States Are Staying Active in Expanding Health Access

States Are Staying Active in Expanding Health Access

November 24, 2007

The wave of state health access expansion activitiy is continuing. Here are summaries from three states moving ahead (edited from Wednesday's Kaiser Health Policy Report):

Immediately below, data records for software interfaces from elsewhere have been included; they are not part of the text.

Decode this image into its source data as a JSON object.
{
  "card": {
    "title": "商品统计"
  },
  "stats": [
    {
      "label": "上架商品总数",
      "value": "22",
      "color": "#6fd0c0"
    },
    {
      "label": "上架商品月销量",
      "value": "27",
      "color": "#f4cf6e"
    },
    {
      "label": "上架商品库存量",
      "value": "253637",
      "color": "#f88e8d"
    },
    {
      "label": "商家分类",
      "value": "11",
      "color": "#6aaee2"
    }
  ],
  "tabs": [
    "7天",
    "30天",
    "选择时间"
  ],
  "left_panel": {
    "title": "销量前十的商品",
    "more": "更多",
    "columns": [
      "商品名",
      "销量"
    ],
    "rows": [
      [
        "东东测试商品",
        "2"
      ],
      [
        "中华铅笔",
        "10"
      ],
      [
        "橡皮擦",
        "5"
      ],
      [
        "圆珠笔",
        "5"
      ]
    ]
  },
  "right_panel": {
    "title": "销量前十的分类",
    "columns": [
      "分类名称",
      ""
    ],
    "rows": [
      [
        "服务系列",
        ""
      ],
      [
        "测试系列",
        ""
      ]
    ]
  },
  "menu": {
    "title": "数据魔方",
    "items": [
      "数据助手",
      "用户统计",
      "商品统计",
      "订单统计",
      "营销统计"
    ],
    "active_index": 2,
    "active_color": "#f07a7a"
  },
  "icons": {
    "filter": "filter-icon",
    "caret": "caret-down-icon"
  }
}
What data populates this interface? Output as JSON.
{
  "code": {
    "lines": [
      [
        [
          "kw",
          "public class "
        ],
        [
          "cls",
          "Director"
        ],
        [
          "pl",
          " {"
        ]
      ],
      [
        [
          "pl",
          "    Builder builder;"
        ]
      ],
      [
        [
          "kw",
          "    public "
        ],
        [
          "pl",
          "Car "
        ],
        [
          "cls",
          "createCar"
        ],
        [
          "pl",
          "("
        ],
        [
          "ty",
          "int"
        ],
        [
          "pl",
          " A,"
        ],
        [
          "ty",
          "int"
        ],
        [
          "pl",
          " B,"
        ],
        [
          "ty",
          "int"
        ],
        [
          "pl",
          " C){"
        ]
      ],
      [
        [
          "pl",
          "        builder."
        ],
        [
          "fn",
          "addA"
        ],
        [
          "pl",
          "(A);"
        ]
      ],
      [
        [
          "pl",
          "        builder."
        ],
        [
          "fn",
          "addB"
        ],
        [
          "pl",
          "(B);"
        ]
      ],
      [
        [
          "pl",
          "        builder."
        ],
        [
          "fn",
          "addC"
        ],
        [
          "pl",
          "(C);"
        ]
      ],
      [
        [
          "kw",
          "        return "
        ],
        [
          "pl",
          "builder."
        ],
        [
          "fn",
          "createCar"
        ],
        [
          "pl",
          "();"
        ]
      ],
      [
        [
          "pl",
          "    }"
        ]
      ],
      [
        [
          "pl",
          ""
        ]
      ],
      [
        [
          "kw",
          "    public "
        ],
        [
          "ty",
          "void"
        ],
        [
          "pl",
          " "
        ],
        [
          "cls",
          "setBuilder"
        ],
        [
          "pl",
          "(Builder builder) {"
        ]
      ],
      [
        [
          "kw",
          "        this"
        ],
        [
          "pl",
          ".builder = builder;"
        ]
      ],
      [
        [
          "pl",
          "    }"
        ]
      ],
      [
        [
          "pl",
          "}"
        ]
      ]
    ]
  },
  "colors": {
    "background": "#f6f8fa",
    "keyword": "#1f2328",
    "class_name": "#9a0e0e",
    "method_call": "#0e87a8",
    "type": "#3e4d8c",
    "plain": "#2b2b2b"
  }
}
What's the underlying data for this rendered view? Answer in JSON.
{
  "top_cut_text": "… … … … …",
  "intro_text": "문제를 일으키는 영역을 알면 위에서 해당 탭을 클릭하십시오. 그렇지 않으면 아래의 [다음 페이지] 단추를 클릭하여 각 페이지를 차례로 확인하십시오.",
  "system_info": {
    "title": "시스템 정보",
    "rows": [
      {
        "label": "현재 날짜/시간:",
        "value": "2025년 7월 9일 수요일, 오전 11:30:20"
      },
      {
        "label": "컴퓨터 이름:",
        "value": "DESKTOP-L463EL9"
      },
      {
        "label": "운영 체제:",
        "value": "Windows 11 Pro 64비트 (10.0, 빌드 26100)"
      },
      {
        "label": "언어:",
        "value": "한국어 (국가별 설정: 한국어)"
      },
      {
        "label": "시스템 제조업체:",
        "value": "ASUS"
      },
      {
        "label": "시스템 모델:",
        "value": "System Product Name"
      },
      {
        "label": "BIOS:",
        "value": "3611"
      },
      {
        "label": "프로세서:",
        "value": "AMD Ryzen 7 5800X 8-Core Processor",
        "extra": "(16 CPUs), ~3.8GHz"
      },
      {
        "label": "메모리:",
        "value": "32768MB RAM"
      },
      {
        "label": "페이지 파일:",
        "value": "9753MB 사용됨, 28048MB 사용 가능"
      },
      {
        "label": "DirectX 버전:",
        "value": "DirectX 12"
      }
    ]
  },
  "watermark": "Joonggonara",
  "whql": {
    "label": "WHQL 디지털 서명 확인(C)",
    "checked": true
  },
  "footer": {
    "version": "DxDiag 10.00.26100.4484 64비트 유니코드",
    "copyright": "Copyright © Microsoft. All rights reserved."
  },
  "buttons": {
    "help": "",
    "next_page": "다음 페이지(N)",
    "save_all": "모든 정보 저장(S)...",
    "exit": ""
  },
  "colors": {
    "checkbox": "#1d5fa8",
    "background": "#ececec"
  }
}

Maryland: Gov. Martin O'Malley (D) on Monday signed into law legislation to increase taxes by $1.4 billion and expand Medicaid eligibility to more than 100,000 residents in five years and offer subsidies to as many as 37,000 small businesses to offset the cost of providing coverage. The legislation increases Medicaid eligibility for adults from 40% of the federal poverty level to 116%. The measure provides $30 million in subsidies for small businesses with <10 workers and their employees. The expansion will cost $600M+ annually. Legislators added language stating the expansion would occur only if voters approve a constitutional amendment on the November 2008 ballot to legalize slot machines. The law also includes a $1 per pack increase in the cigarette tax, and increases to personal and corporate income taxes. The changes take effect Jan. 1, 2008.

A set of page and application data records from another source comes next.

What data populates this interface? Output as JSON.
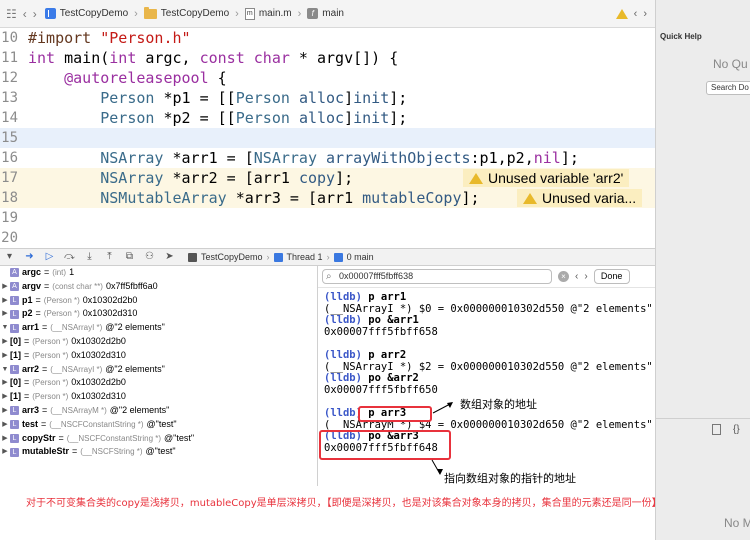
{
  "jumpbar": {
    "crumbs": [
      "TestCopyDemo",
      "TestCopyDemo",
      "main.m",
      "main"
    ]
  },
  "editor": {
    "lines": [
      {
        "num": "10",
        "html": "<span class='pre'>#import </span><span class='str'>\"Person.h\"</span>"
      },
      {
        "num": "11",
        "html": "<span class='kw'>int</span> main(<span class='kw'>int</span> argc, <span class='kw'>const char</span> * argv[]) {"
      },
      {
        "num": "12",
        "html": "    <span class='kw'>@autoreleasepool</span> {"
      },
      {
        "num": "13",
        "html": "        <span class='cls'>Person</span> *p1 = [[<span class='cls'>Person</span> <span class='mth'>alloc</span>]<span class='mth'>init</span>];"
      },
      {
        "num": "14",
        "html": "        <span class='cls'>Person</span> *p2 = [[<span class='cls'>Person</span> <span class='mth'>alloc</span>]<span class='mth'>init</span>];"
      },
      {
        "num": "15",
        "html": "        ",
        "current": true
      },
      {
        "num": "16",
        "html": "        <span class='cls'>NSArray</span> *arr1 = [<span class='cls'>NSArray</span> <span class='mth'>arrayWithObjects</span>:p1,p2,<span class='kw'>nil</span>];"
      },
      {
        "num": "17",
        "html": "        <span class='cls'>NSArray</span> *arr2 = [arr1 <span class='mth'>copy</span>];",
        "warn": true
      },
      {
        "num": "18",
        "html": "        <span class='cls'>NSMutableArray</span> *arr3 = [arr1 <span class='mth'>mutableCopy</span>];",
        "warn": true
      },
      {
        "num": "19",
        "html": ""
      },
      {
        "num": "20",
        "html": ""
      }
    ],
    "warning17": "Unused variable 'arr2'",
    "warning18": "Unused varia..."
  },
  "debugbar": {
    "scheme": "TestCopyDemo",
    "thread": "Thread 1",
    "frame": "0 main"
  },
  "variables": [
    {
      "tri": "",
      "badge": "A",
      "name": "argc",
      "type": "(int)",
      "value": "1"
    },
    {
      "tri": "▶",
      "badge": "A",
      "name": "argv",
      "type": "(const char **)",
      "value": "0x7ff5fbff6a0"
    },
    {
      "tri": "▶",
      "badge": "L",
      "name": "p1",
      "type": "(Person *)",
      "value": "0x10302d2b0"
    },
    {
      "tri": "▶",
      "badge": "L",
      "name": "p2",
      "type": "(Person *)",
      "value": "0x10302d310"
    },
    {
      "tri": "▼",
      "badge": "L",
      "name": "arr1",
      "type": "(__NSArrayI *)",
      "value": "@\"2 elements\""
    },
    {
      "tri": "▶",
      "badge": "",
      "name": "[0]",
      "type": "(Person *)",
      "value": "0x10302d2b0",
      "indent": true
    },
    {
      "tri": "▶",
      "badge": "",
      "name": "[1]",
      "type": "(Person *)",
      "value": "0x10302d310",
      "indent": true
    },
    {
      "tri": "▼",
      "badge": "L",
      "name": "arr2",
      "type": "(__NSArrayI *)",
      "value": "@\"2 elements\""
    },
    {
      "tri": "▶",
      "badge": "",
      "name": "[0]",
      "type": "(Person *)",
      "value": "0x10302d2b0",
      "indent": true
    },
    {
      "tri": "▶",
      "badge": "",
      "name": "[1]",
      "type": "(Person *)",
      "value": "0x10302d310",
      "indent": true
    },
    {
      "tri": "▶",
      "badge": "L",
      "name": "arr3",
      "type": "(__NSArrayM *)",
      "value": "@\"2 elements\""
    },
    {
      "tri": "▶",
      "badge": "L",
      "name": "test",
      "type": "(__NSCFConstantString *)",
      "value": "@\"test\""
    },
    {
      "tri": "▶",
      "badge": "L",
      "name": "copyStr",
      "type": "(__NSCFConstantString *)",
      "value": "@\"test\""
    },
    {
      "tri": "▶",
      "badge": "L",
      "name": "mutableStr",
      "type": "(__NSCFString *)",
      "value": "@\"test\""
    }
  ],
  "console": {
    "search_value": "0x00007fff5fbff638",
    "done_label": "Done",
    "lines": [
      {
        "kind": "prompt",
        "prefix": "(lldb) ",
        "cmd": "p arr1"
      },
      {
        "kind": "out",
        "text": "(__NSArrayI *) $0 = 0x000000010302d550 @\"2 elements\""
      },
      {
        "kind": "prompt",
        "prefix": "(lldb) ",
        "cmd": "po &arr1"
      },
      {
        "kind": "out",
        "text": "0x00007fff5fbff658"
      },
      {
        "kind": "gap",
        "text": ""
      },
      {
        "kind": "prompt",
        "prefix": "(lldb) ",
        "cmd": "p arr2"
      },
      {
        "kind": "out",
        "text": "(__NSArrayI *) $2 = 0x000000010302d550 @\"2 elements\""
      },
      {
        "kind": "prompt",
        "prefix": "(lldb) ",
        "cmd": "po &arr2"
      },
      {
        "kind": "out",
        "text": "0x00007fff5fbff650"
      },
      {
        "kind": "gap",
        "text": ""
      },
      {
        "kind": "prompt",
        "prefix": "(lldb) ",
        "cmd": "p arr3"
      },
      {
        "kind": "out",
        "text": "(__NSArrayM *) $4 = 0x000000010302d650 @\"2 elements\""
      },
      {
        "kind": "prompt",
        "prefix": "(lldb) ",
        "cmd": "po &arr3"
      },
      {
        "kind": "out",
        "text": "0x00007fff5fbff648"
      }
    ]
  },
  "annotations": {
    "array_address": "数组对象的地址",
    "pointer_address": "指向数组对象的指针的地址",
    "summary": "对于不可变集合类的copy是浅拷贝，mutableCopy是单层深拷贝，【即便是深拷贝，也是对该集合对象本身的拷贝，集合里的元素还是同一份】"
  },
  "quick_help": {
    "title": "Quick Help",
    "empty": "No Qu",
    "search": "Search Do",
    "empty2": "No M"
  },
  "colors": {
    "annotation_red": "#e8323c",
    "warning_yellow": "#e8b92a"
  }
}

Colorado: The Blue Ribbon Commission for Health Care Reform on Monday voted 20-2 to approve recommendations that include requiring state residents to obtain health insurance or pay a tax penalty. The panel also recommend expanding eligibility for state health programs. The panel's recommendations will be presented to state lawmakers on Jan. 31, 2008. The commission reviewed five proposals, and the recommendations are similar to the MA health insurance law. The package would cost $1.1B and would expand coverage to 696,000 of the state's 792,000 uninsured residents. Residents would be required to obtain private insurance, unless they qualify for public programs, such as Medicare and Medicaid. The state would provide subsidies to help residents purchase private insurance. The proposal would bar insurers from denying coverage to sick applicants and would require employers to offer pretax plans for employee health coverage. Gov. Bill Ritter (D) and state Democrats have discussed a tax increase to pay for a health system overhaul.

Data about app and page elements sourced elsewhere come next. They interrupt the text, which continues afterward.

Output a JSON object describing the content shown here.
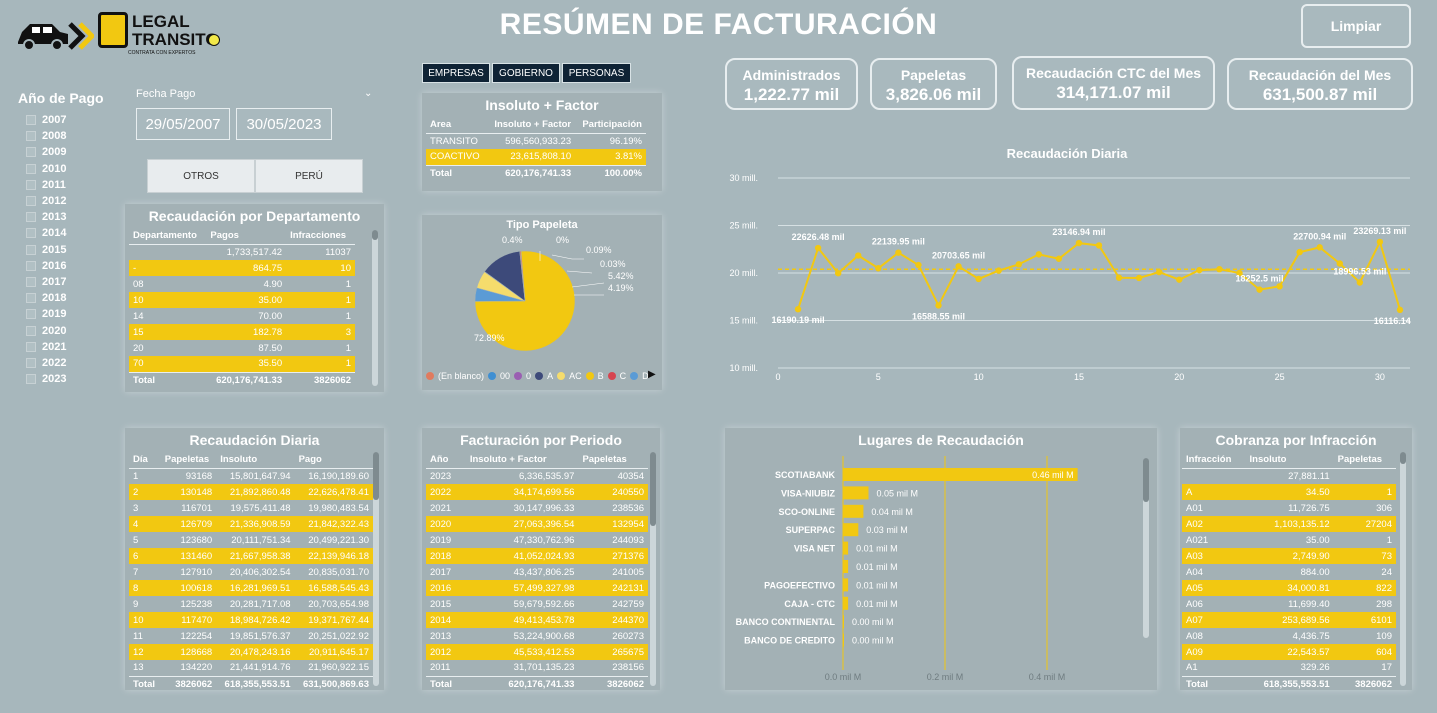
{
  "header": {
    "title": "RESÚMEN DE FACTURACIÓN",
    "clear_label": "Limpiar",
    "logo_line1": "LEGAL",
    "logo_line2": "TRANSITO",
    "logo_tagline": "CONTRATA CON EXPERTOS"
  },
  "kpis": [
    {
      "label": "Administrados",
      "value": "1,222.77 mil"
    },
    {
      "label": "Papeletas",
      "value": "3,826.06 mil"
    },
    {
      "label": "Recaudación CTC del Mes",
      "value": "314,171.07 mil"
    },
    {
      "label": "Recaudación del Mes",
      "value": "631,500.87 mil"
    }
  ],
  "year_filter": {
    "title": "Año de Pago",
    "years": [
      "2007",
      "2008",
      "2009",
      "2010",
      "2011",
      "2012",
      "2013",
      "2014",
      "2015",
      "2016",
      "2017",
      "2018",
      "2019",
      "2020",
      "2021",
      "2022",
      "2023"
    ]
  },
  "date_filter": {
    "label": "Fecha Pago",
    "from": "29/05/2007",
    "to": "30/05/2023"
  },
  "segment_buttons": [
    "EMPRESAS",
    "GOBIERNO",
    "PERSONAS"
  ],
  "region_buttons": [
    "OTROS",
    "PERÚ"
  ],
  "insoluto": {
    "title": "Insoluto + Factor",
    "headers": [
      "Area",
      "Insoluto + Factor",
      "Participación"
    ],
    "rows": [
      [
        "TRANSITO",
        "596,560,933.23",
        "96.19%"
      ],
      [
        "COACTIVO",
        "23,615,808.10",
        "3.81%"
      ]
    ],
    "total": [
      "Total",
      "620,176,741.33",
      "100.00%"
    ]
  },
  "departamento": {
    "title": "Recaudación por Departamento",
    "headers": [
      "Departamento",
      "Pagos",
      "Infracciones"
    ],
    "rows": [
      [
        "",
        "1,733,517.42",
        "11037"
      ],
      [
        "-",
        "864.75",
        "10"
      ],
      [
        "08",
        "4.90",
        "1"
      ],
      [
        "10",
        "35.00",
        "1"
      ],
      [
        "14",
        "70.00",
        "1"
      ],
      [
        "15",
        "182.78",
        "3"
      ],
      [
        "20",
        "87.50",
        "1"
      ],
      [
        "70",
        "35.50",
        "1"
      ]
    ],
    "total": [
      "Total",
      "620,176,741.33",
      "3826062"
    ]
  },
  "tipo_papeleta": {
    "title": "Tipo Papeleta",
    "legend": [
      {
        "name": "(En blanco)",
        "color": "#e07b5f"
      },
      {
        "name": "00",
        "color": "#3f8fd2"
      },
      {
        "name": "0",
        "color": "#9a5fb2"
      },
      {
        "name": "A",
        "color": "#3d4a7a"
      },
      {
        "name": "AC",
        "color": "#f5dc6c"
      },
      {
        "name": "B",
        "color": "#f2c811"
      },
      {
        "name": "C",
        "color": "#d64550"
      },
      {
        "name": "D",
        "color": "#5b9bd5"
      }
    ],
    "labels": [
      "0.4%",
      "0%",
      "0.09%",
      "0.03%",
      "5.42%",
      "4.19%",
      "72.89%"
    ]
  },
  "chart_data": {
    "type": "line",
    "title": "Recaudación Diaria",
    "x": [
      1,
      2,
      3,
      4,
      5,
      6,
      7,
      8,
      9,
      10,
      11,
      12,
      13,
      14,
      15,
      16,
      17,
      18,
      19,
      20,
      21,
      22,
      23,
      24,
      25,
      26,
      27,
      28,
      29,
      30,
      31
    ],
    "values": [
      16.19,
      22.63,
      19.98,
      21.84,
      20.5,
      22.14,
      20.84,
      16.59,
      20.7,
      19.37,
      20.25,
      20.91,
      21.96,
      21.5,
      23.15,
      22.9,
      19.5,
      19.48,
      20.1,
      19.3,
      20.3,
      20.4,
      20.0,
      18.25,
      18.6,
      22.2,
      22.7,
      21.0,
      19.0,
      23.27,
      16.12
    ],
    "labels": {
      "1": "16190.19 mil",
      "2": "22626.48 mil",
      "6": "22139.95 mil",
      "8": "16588.55 mil",
      "9": "20703.65 mil",
      "15": "23146.94 mil",
      "24": "18252.5 mil",
      "27": "22700.94 mil",
      "29": "18996.53 mil",
      "30": "23269.13 mil",
      "31": "16116.14 mil"
    },
    "average": 20.4,
    "ylim": [
      10,
      30
    ],
    "yticks": [
      "10 mill.",
      "15 mill.",
      "20 mill.",
      "25 mill.",
      "30 mill."
    ],
    "xticks": [
      "0",
      "5",
      "10",
      "15",
      "20",
      "25",
      "30"
    ]
  },
  "diaria_table": {
    "title": "Recaudación Diaria",
    "headers": [
      "Día",
      "Papeletas",
      "Insoluto",
      "Pago"
    ],
    "rows": [
      [
        "1",
        "93168",
        "15,801,647.94",
        "16,190,189.60"
      ],
      [
        "2",
        "130148",
        "21,892,860.48",
        "22,626,478.41"
      ],
      [
        "3",
        "116701",
        "19,575,411.48",
        "19,980,483.54"
      ],
      [
        "4",
        "126709",
        "21,336,908.59",
        "21,842,322.43"
      ],
      [
        "5",
        "123680",
        "20,111,751.34",
        "20,499,221.30"
      ],
      [
        "6",
        "131460",
        "21,667,958.38",
        "22,139,946.18"
      ],
      [
        "7",
        "127910",
        "20,406,302.54",
        "20,835,031.70"
      ],
      [
        "8",
        "100618",
        "16,281,969.51",
        "16,588,545.43"
      ],
      [
        "9",
        "125238",
        "20,281,717.08",
        "20,703,654.98"
      ],
      [
        "10",
        "117470",
        "18,984,726.42",
        "19,371,767.44"
      ],
      [
        "11",
        "122254",
        "19,851,576.37",
        "20,251,022.92"
      ],
      [
        "12",
        "128668",
        "20,478,243.16",
        "20,911,645.17"
      ],
      [
        "13",
        "134220",
        "21,441,914.76",
        "21,960,922.15"
      ]
    ],
    "total": [
      "Total",
      "3826062",
      "618,355,553.51",
      "631,500,869.63"
    ]
  },
  "periodo": {
    "title": "Facturación por Periodo",
    "headers": [
      "Año",
      "Insoluto + Factor",
      "Papeletas"
    ],
    "rows": [
      [
        "2023",
        "6,336,535.97",
        "40354"
      ],
      [
        "2022",
        "34,174,699.56",
        "240550"
      ],
      [
        "2021",
        "30,147,996.33",
        "238536"
      ],
      [
        "2020",
        "27,063,396.54",
        "132954"
      ],
      [
        "2019",
        "47,330,762.96",
        "244093"
      ],
      [
        "2018",
        "41,052,024.93",
        "271376"
      ],
      [
        "2017",
        "43,437,806.25",
        "241005"
      ],
      [
        "2016",
        "57,499,327.98",
        "242131"
      ],
      [
        "2015",
        "59,679,592.66",
        "242759"
      ],
      [
        "2014",
        "49,413,453.78",
        "244370"
      ],
      [
        "2013",
        "53,224,900.68",
        "260273"
      ],
      [
        "2012",
        "45,533,412.53",
        "265675"
      ],
      [
        "2011",
        "31,701,135.23",
        "238156"
      ]
    ],
    "total": [
      "Total",
      "620,176,741.33",
      "3826062"
    ]
  },
  "lugares": {
    "title": "Lugares de Recaudación",
    "items": [
      {
        "name": "SCOTIABANK",
        "value": 0.46,
        "label": "0.46 mil M"
      },
      {
        "name": "VISA-NIUBIZ",
        "value": 0.05,
        "label": "0.05 mil M"
      },
      {
        "name": "SCO-ONLINE",
        "value": 0.04,
        "label": "0.04 mil M"
      },
      {
        "name": "SUPERPAC",
        "value": 0.03,
        "label": "0.03 mil M"
      },
      {
        "name": "VISA NET",
        "value": 0.01,
        "label": "0.01 mil M"
      },
      {
        "name": "",
        "value": 0.01,
        "label": "0.01 mil M"
      },
      {
        "name": "PAGOEFECTIVO",
        "value": 0.01,
        "label": "0.01 mil M"
      },
      {
        "name": "CAJA - CTC",
        "value": 0.01,
        "label": "0.01 mil M"
      },
      {
        "name": "BANCO CONTINENTAL",
        "value": 0.0,
        "label": "0.00 mil M"
      },
      {
        "name": "BANCO DE CREDITO",
        "value": 0.0,
        "label": "0.00 mil M"
      }
    ],
    "xticks": [
      "0.0 mil M",
      "0.2 mil M",
      "0.4 mil M"
    ]
  },
  "infraccion": {
    "title": "Cobranza por Infracción",
    "headers": [
      "Infracción",
      "Insoluto",
      "Papeletas"
    ],
    "rows": [
      [
        "",
        "27,881.11",
        ""
      ],
      [
        "A",
        "34.50",
        "1"
      ],
      [
        "A01",
        "11,726.75",
        "306"
      ],
      [
        "A02",
        "1,103,135.12",
        "27204"
      ],
      [
        "A021",
        "35.00",
        "1"
      ],
      [
        "A03",
        "2,749.90",
        "73"
      ],
      [
        "A04",
        "884.00",
        "24"
      ],
      [
        "A05",
        "34,000.81",
        "822"
      ],
      [
        "A06",
        "11,699.40",
        "298"
      ],
      [
        "A07",
        "253,689.56",
        "6101"
      ],
      [
        "A08",
        "4,436.75",
        "109"
      ],
      [
        "A09",
        "22,543.57",
        "604"
      ],
      [
        "A1",
        "329.26",
        "17"
      ]
    ],
    "total": [
      "Total",
      "618,355,553.51",
      "3826062"
    ]
  }
}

Rhode Island: Lt. Gov. Elizabeth Roberts announced the "Mission: Healthy Rhode Island" initiative, consisting of a series of meetings to consider proposals and make recommendations to the 2008 General Assembly. Roberts at a meeting on Friday told about 60 reps from state businesses, hospitals, insurance agencies, labor, advocacy and not-for-profit groups and state lawmakers that the state's expected $450 million budget shortfall should not hinder discussions about ways to stabilize health costs and provide low-cost coverage to uninsured residents. Roberts said the state will study other states' efforts, adding, "We are looking at what other states have done and what is doable in Rhode Island." She said she would not seek to change the employer-sponsored health care system. She noted budget limitations could limit efforts to expand coverage because one-third of the state's expenses are allocated for health care programs such as RIteCare and Medicaid.